Position – Crimson grapes love full sunshine but can survive partial shade. Because this vine offers a generous amount of grape clusters, it needs to be supported on a sturdy, strong fence or trellis. It also looks lovely draped over an unsightly wall.
Size – This vine can reach a height of about 4 metres with a spread of about 2.5 metres at maturity (between 5 and 10 years old). It provides beautiful shade thanks to its generous canopy.
Soil Type – The crimson grapevine grows beautifully in well-draining chalk, clay, loam or sandy soil as it is resilient. The soil should have a neutral to slightly alkaline pH.
Mulch – Apply about 10 centimetres of organic mulch a few centimetres away from the stalk of your vine.
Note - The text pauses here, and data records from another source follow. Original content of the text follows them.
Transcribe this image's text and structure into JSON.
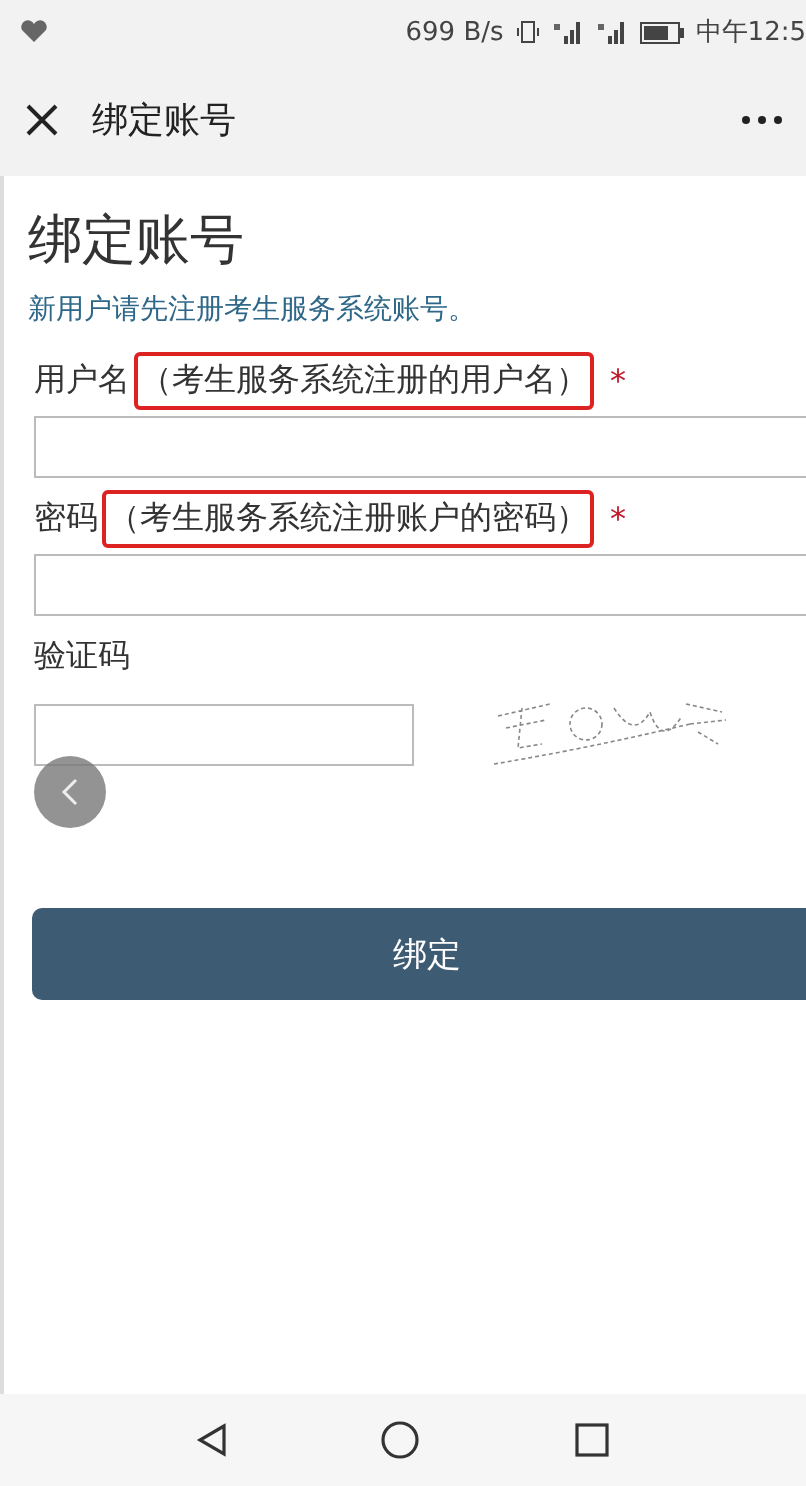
{
  "status_bar": {
    "speed": "699 B/s",
    "time": "中午12:5"
  },
  "nav": {
    "title": "绑定账号"
  },
  "page": {
    "heading": "绑定账号",
    "note": "新用户请先注册考生服务系统账号。"
  },
  "fields": [
    {
      "kind": "text",
      "label": "用户名",
      "annotation": "（考生服务系统注册的用户名）",
      "mark": "*"
    },
    {
      "kind": "password",
      "label": "密码",
      "annotation": "（考生服务系统注册账户的密码）",
      "mark": "*"
    },
    {
      "kind": "captcha",
      "label": "验证码"
    }
  ],
  "submit": "绑定"
}
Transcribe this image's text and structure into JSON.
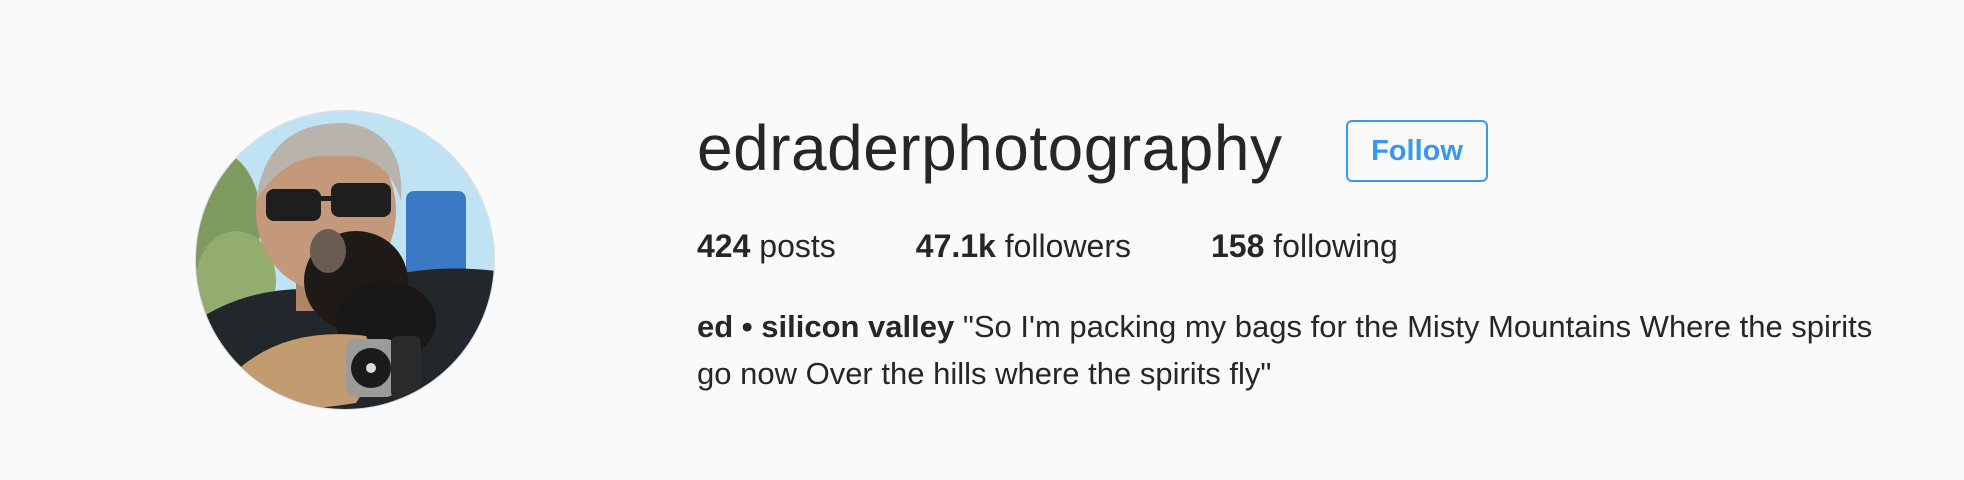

Mulch made of pine needles, old leaves, wood chips or hay is optimal.
Watering – As with most vines, the crimson grape does not like to be overwatered. Its roots reach deep into the soil, where it can get water. So, give it a slow, gentle water once every two weeks if there hasn’t been much rain.
Fertilising – Two weeks after planting the crimson grapevine, mix nitrogen-rich fertiliser into the soil around the vine. This fertiliser could be aged manure or packaged fertiliser. This fertiliser can be reapplied at the beginning of spring every year.
Pruning – This vine grows fast and needs continual pruning. Each vine should only have 4 branches (2 attached to the top wire of the trellis or fence and 2 on the bottom wire). Only 1 bud should be allowed to grow on either end of the vine. If more start to grow, cut them away. Without this vigorous pruning, your vine may well overwhelm the structure that’s supporting it.
Harvesting – Crimson grapes are a late-season variety, which means that they can be harvested all through the summer months, and sometimes even into autumn